Infosys said Monday it will open four new “Technology and Innovation Hubs” in the U.S., focusing on cutting-edge technologies such as artificial intelligence, machine learning, user experience, emerging digital technologies, cloud, and big data.
The first such center is coming up in Indiana in August and is expected to create 2,000 jobs by 2021 for American workers, besides boosting the state economy.
The company plans to hire both experienced technology professionals and recent graduates from major universities, and local and community colleges, besides setting up training programs in areas such as user experience, cloud, artificial intelligence, big data and digital offerings, and core technology and computer science skills.
The American staff that the company plans to hire over the next two years is a small percentage of the over 200,000 staff the Bangalore company employed as on March 31 this year. The company like its peers benefits from low-cost staff in India, delivering services to customers worldwide mainly from offshore locations in the country. Some of these outsourcing companies have recently come in for criticism for displacing American workers with low-cost hires from India.
Infosys and others have come under scrutiny by the Trump administration over their use of the H-1B visa program.
Trump believes that the program has to be reformed as visas are currently awarded “in a totally random lottery,” which he added was “wrong.” Trump wants the visas to be given to the most skilled and highest-paid applicants and the program should not be used to replace Americans.
Companies like Tata Consultancy Services, Infosys and Cognizant get the lion's share of visas by putting extra tickets and applying for a large number of visas in the lottery raffle, according to the Trump administration.
Indian software and services trade body, Nasscom, however, says that there is a shortfall of computer science majors in the U.S workforce. “All companies, including U.S., Indian and other global companies tend to hire locally and bridge the skills gap by bringing in highly skilled professionals to temporarily work in the U.S. on H-1B and other visas,” Nasscom said recently. It said staff of Indian companies on visas are paid on an average over 35 percent higher than the minimum prescribed exempt wage of US$60,000, apart from visas and related costs.

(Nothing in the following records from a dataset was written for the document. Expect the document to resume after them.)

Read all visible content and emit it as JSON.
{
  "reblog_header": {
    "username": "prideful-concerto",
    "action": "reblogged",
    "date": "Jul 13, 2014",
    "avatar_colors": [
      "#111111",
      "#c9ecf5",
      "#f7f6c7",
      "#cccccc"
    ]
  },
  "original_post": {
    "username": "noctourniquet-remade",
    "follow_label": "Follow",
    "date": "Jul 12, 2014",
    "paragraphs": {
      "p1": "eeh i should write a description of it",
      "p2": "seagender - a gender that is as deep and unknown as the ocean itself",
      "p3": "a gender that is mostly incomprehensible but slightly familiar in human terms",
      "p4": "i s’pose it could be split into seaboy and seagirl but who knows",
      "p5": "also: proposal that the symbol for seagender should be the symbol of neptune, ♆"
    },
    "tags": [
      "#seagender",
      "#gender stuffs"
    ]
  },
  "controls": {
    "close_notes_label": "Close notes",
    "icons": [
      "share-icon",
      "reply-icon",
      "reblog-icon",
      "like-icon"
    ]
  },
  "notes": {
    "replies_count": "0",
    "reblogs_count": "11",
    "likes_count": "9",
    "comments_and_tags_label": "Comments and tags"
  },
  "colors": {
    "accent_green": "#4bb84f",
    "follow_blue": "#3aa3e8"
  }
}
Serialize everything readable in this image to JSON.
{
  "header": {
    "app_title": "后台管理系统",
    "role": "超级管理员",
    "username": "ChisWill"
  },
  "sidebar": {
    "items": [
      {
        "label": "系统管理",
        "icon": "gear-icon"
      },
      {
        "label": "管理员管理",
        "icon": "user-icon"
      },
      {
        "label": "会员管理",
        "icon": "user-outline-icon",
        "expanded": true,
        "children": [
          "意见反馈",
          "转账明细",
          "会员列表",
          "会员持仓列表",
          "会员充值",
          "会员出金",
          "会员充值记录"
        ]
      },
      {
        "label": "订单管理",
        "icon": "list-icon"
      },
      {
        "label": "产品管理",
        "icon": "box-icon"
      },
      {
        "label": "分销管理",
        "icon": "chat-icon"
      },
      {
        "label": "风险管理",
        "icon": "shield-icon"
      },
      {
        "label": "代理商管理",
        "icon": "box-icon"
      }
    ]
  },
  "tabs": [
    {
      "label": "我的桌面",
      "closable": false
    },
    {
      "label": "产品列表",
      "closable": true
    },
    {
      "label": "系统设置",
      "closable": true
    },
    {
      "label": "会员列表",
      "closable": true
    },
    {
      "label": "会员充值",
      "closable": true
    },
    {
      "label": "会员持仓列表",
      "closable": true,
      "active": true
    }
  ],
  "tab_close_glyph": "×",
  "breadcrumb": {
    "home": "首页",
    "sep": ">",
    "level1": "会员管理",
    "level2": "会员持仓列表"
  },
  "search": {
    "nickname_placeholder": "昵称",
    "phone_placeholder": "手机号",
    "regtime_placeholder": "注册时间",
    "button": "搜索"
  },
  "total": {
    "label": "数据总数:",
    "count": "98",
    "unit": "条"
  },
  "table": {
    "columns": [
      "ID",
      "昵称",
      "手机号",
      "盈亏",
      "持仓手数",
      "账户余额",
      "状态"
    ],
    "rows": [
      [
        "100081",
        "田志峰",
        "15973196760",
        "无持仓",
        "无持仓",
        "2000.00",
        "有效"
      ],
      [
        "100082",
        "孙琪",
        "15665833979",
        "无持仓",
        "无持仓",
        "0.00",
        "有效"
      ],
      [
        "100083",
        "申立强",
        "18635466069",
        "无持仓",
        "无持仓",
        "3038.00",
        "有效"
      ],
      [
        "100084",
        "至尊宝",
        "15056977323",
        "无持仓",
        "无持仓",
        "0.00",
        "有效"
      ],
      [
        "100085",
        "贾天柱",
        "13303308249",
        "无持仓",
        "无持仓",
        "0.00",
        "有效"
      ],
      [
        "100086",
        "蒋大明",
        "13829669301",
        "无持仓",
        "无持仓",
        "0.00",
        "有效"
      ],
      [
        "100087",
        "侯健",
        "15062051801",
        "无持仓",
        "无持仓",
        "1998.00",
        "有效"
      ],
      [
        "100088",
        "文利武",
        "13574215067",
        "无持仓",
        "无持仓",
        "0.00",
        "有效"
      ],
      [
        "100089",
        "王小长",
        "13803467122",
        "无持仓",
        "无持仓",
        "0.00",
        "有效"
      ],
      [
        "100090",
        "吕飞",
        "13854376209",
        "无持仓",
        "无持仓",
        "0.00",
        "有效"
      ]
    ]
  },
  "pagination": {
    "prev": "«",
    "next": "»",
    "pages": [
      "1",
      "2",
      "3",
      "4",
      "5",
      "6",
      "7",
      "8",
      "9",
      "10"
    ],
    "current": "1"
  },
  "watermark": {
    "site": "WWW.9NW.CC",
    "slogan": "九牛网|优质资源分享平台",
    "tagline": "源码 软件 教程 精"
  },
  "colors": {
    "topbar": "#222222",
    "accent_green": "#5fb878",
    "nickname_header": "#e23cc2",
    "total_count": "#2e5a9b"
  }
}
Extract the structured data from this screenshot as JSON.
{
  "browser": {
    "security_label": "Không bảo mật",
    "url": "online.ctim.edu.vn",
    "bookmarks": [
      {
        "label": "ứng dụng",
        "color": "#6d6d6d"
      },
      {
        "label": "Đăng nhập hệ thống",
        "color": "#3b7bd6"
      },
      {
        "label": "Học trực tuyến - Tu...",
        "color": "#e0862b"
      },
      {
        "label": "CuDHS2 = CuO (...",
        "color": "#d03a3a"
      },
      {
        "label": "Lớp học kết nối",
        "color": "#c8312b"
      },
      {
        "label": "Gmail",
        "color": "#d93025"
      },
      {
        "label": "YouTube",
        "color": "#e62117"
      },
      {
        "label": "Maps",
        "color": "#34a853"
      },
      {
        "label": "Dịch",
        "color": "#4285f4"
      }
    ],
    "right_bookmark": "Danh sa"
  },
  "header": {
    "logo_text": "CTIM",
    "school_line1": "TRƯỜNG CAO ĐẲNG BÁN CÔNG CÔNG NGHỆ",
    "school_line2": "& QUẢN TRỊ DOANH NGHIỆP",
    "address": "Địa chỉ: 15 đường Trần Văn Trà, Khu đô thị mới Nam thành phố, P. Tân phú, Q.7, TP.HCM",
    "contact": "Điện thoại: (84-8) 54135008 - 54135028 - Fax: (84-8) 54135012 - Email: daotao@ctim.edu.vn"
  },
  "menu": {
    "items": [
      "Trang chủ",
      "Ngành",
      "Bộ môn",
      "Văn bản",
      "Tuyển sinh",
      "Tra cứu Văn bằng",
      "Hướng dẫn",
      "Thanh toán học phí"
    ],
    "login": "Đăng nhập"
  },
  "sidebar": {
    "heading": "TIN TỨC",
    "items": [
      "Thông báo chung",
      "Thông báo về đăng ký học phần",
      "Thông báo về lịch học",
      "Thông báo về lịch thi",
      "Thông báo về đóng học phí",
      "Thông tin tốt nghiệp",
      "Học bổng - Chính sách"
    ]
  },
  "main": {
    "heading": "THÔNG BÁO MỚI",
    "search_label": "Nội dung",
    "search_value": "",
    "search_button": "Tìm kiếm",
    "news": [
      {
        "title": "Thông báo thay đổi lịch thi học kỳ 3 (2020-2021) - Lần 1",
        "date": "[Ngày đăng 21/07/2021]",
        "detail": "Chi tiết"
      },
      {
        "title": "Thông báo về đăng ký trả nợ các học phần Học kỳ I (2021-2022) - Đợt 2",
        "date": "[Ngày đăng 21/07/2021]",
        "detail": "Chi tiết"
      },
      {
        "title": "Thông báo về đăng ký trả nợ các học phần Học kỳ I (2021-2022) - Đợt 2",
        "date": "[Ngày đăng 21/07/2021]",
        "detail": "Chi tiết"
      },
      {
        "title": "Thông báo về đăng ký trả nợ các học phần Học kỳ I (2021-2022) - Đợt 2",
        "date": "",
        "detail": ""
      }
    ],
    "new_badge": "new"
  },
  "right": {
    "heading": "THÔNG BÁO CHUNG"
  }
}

Infosys said it is also contributing to skills development in the U.S. Since 2015, over 134,000 students, more than 2,500 teachers and almost 2,500 schools across the U.S. have benefited from computer science training and classroom equipment funded by the Infosys Foundation USA. The foundation also partners with organizations like nonprofit Code.org to advance the development of skills of millions of students, it added.